_DATASET CONTENT_:
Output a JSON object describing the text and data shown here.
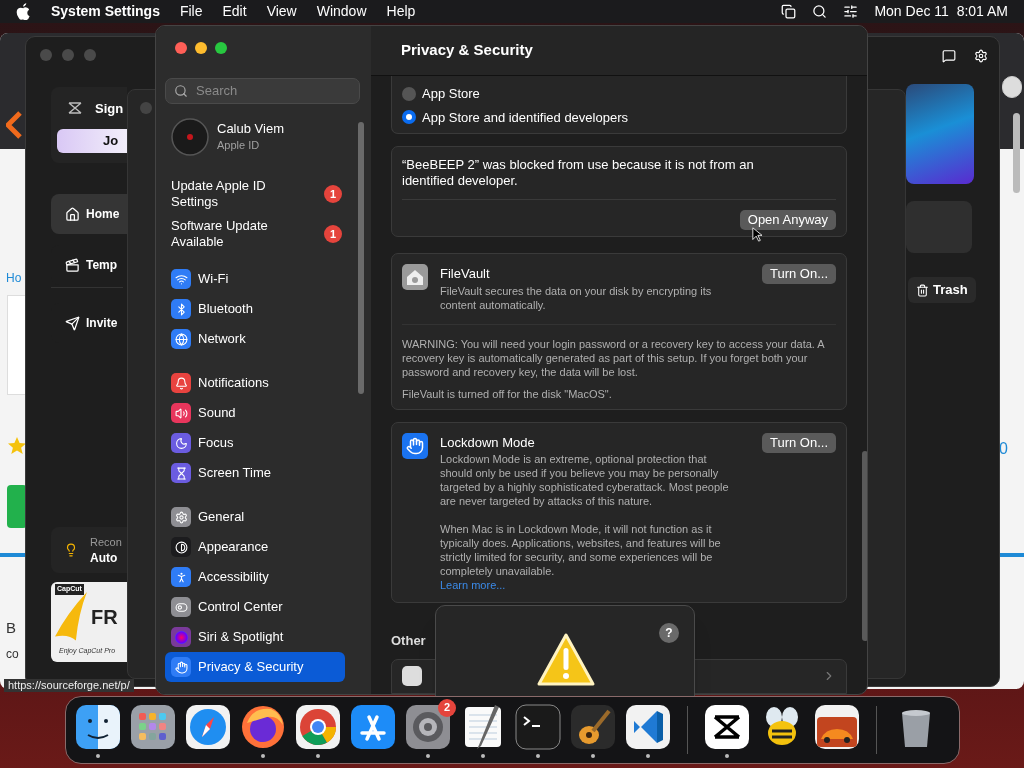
{
  "menu_bar": {
    "app_name": "System Settings",
    "menus": [
      "File",
      "Edit",
      "View",
      "Window",
      "Help"
    ],
    "clock": "Mon Dec 11  8:01 AM"
  },
  "browser_window": {
    "link": "Ho",
    "letter": "B",
    "word": "co",
    "side_number": "0",
    "status_url": "https://sourceforge.net/p/"
  },
  "capcut_window": {
    "sign_in": "Sign",
    "join_button": "Jo",
    "nav": [
      {
        "label": "Home",
        "selected": true
      },
      {
        "label": "Temp",
        "selected": false
      },
      {
        "label": "Invite",
        "selected": false
      }
    ],
    "tip_title": "Recon",
    "tip_text": "Auto",
    "ad": {
      "brand": "CapCut",
      "headline": "FR",
      "tagline": "Enjoy CapCut Pro"
    },
    "trash_button": "Trash"
  },
  "settings": {
    "search": {
      "placeholder": "Search"
    },
    "account": {
      "name": "Calub Viem",
      "subtitle": "Apple ID"
    },
    "alerts": [
      {
        "label": "Update Apple ID Settings",
        "badge": "1"
      },
      {
        "label": "Software Update Available",
        "badge": "1"
      }
    ],
    "groups": [
      [
        {
          "label": "Wi-Fi",
          "color": "#2f7cf6",
          "selected": false
        },
        {
          "label": "Bluetooth",
          "color": "#2f7cf6",
          "selected": false
        },
        {
          "label": "Network",
          "color": "#2f7cf6",
          "selected": false
        }
      ],
      [
        {
          "label": "Notifications",
          "color": "#e8433f",
          "selected": false
        },
        {
          "label": "Sound",
          "color": "#e8365c",
          "selected": false
        },
        {
          "label": "Focus",
          "color": "#6b5ce0",
          "selected": false
        },
        {
          "label": "Screen Time",
          "color": "#6b5ce0",
          "selected": false
        }
      ],
      [
        {
          "label": "General",
          "color": "#8e8e93",
          "selected": false
        },
        {
          "label": "Appearance",
          "color": "#1c1c1e",
          "selected": false
        },
        {
          "label": "Accessibility",
          "color": "#2f7cf6",
          "selected": false
        },
        {
          "label": "Control Center",
          "color": "#8e8e93",
          "selected": false
        },
        {
          "label": "Siri & Spotlight",
          "color": "#7a3a9a",
          "selected": false
        },
        {
          "label": "Privacy & Security",
          "color": "#2f7cf6",
          "selected": true
        }
      ]
    ],
    "title": "Privacy & Security",
    "allow_options": [
      {
        "label": "App Store",
        "selected": false
      },
      {
        "label": "App Store and identified developers",
        "selected": true
      }
    ],
    "blocked": {
      "message": "“BeeBEEP 2” was blocked from use because it is not from an identified developer.",
      "button": "Open Anyway"
    },
    "filevault": {
      "title": "FileVault",
      "description": "FileVault secures the data on your disk by encrypting its content automatically.",
      "button": "Turn On...",
      "warning": "WARNING: You will need your login password or a recovery key to access your data. A recovery key is automatically generated as part of this setup. If you forget both your password and recovery key, the data will be lost.",
      "status": "FileVault is turned off for the disk \"MacOS\"."
    },
    "lockdown": {
      "title": "Lockdown Mode",
      "description": "Lockdown Mode is an extreme, optional protection that should only be used if you believe you may be personally targeted by a highly sophisticated cyberattack. Most people are never targeted by attacks of this nature.",
      "details": "When Mac is in Lockdown Mode, it will not function as it typically does. Applications, websites, and features will be strictly limited for security, and some experiences will be completely unavailable.",
      "link": "Learn more...",
      "button": "Turn On..."
    },
    "other_heading": "Other"
  },
  "alert_dialog": {
    "help": "?"
  },
  "dock": [
    {
      "running": true
    },
    {
      "running": false
    },
    {
      "running": false
    },
    {
      "running": true
    },
    {
      "running": true
    },
    {
      "running": false
    },
    {
      "running": true,
      "badge": "2"
    },
    {
      "running": true
    },
    {
      "running": true
    },
    {
      "running": true
    },
    {
      "running": true
    },
    {
      "running": true
    },
    {
      "running": false
    },
    {
      "running": false
    },
    {
      "running": false
    }
  ]
}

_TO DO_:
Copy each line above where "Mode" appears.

_EXPECTED OUTPUT_:
      "title": "Lockdown Mode",
      "description": "Lockdown Mode is an extreme, optional protection that should only be used if you believe you may be personally targeted by a highly sophisticated cyberattack. Most people are never targeted by attacks of this nature.",
      "details": "When Mac is in Lockdown Mode, it will not function as it typically does. Applications, websites, and features will be strictly limited for security, and some experiences will be completely unavailable.",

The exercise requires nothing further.